Nonetheless, Wallace overreacted to the foul with a two-handed shove to Artest's face. As former NBA player Tim Legler said, Artest reacted to Wallace the way he was supposed to react: he walked away and did not fight Wallace, instead allowing other players to pull Wallace away while Artest relaxed on the scorer's table. Artest exploded only after he was hit in the face with a beverage cup.

Some commentators are overreacting to the incident. commentator Chris Mannix called for Artest to be thrown out of the league. That is too harsh. Does Artest deserve a hefty fine and suspension? Certainly. A 10-15 game suspension (perhaps part to be served now and part in the playoffs, where it really matters) is not out of the question for Artest. But simply having a "bad reputation" is not enough to get you thrown out of the league.

The fan who threw the beverage cup was completely out of line. This should earn him not only criminal prosecution on assault charges, but a permanent ban from NBA games. The fans who physically assaulted Pacer Fred Jones should also get a lifetime ban from all NBA games. Other fans that threw things at Pacers players should be banned for the rest this season and the next two after that, and the fan who threw a chair should also get a lifetime ban.

Because fans can get closer to NBA players than in other pro sports, the NBA is going to have to take a stand here and make it clear that there is a zero-tolerance policy for throwing things at or otherwise physically provoking players. Sanctions on the Detroit Pistons organization are also in order, because it is the home team's responsibility to keep their fans in line. Aside from the moral imperative to protect your employees from psychotic fans, NBA players are a huge investment and the NBA needs to protect that investment.

Even with physical provocations by fans, Artest, Stephen Jackson and Jermaine O'Neal had no business going after fans. While Artest's anger was understandable, he should have let security take care of it. Artest would have been completely justified had he decided to file a lawsuit against fans who were throwing beverages. And while the second fan Artest got into a fight with had absolutely no business on the court, O'Neal was completely out of line in punching him.
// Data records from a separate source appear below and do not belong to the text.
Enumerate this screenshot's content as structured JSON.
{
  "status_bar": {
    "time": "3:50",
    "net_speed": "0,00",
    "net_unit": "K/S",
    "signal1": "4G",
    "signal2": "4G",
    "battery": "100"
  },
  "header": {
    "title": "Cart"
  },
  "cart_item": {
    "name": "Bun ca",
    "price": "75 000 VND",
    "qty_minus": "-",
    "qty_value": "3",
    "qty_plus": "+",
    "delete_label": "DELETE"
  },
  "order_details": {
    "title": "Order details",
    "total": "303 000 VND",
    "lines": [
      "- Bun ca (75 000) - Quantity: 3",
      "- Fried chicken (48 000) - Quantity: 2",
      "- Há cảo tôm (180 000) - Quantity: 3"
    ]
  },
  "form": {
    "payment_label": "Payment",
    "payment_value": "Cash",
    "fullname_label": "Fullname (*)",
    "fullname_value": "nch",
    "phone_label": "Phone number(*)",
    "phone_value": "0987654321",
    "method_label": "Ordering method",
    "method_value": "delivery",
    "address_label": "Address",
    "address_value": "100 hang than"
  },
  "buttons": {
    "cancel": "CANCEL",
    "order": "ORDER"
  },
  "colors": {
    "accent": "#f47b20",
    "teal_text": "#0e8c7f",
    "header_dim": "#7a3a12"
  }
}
O'Neal is 6'11" and 242 pounds, and could have done serious damage with that punch.

Jackson, O'Neal and Artest are all paid millions of dollars, and they can expect to be treated poorly by fans, They chose a profession where they are likely to be hated by people they perform for. While nothing excuses the fans' actions, part of the deal that goes along with multimillion dollar contracts and worldwide fame is an understanding that you have to hold yourself to a higher standard than people who are not professional athletes.

The NBA should take a look at their alcohol policies. While no one expects NBA games to be alcohol-free, having fans get drunk and lose their inhibitions makes for a powder keg. The league could, for example, limit the number of "adult beverages" and enforce the limitations with a ticket given to fans as they go in. Vendors could be trained to recognize signs of intoxication and be given the power to make judgment calls on whom to deny alcohol.

There will be serious consequences for this melee, as there should be. The most important question the league should be asking itself is this: "How do we make sure this doesn't happen again"?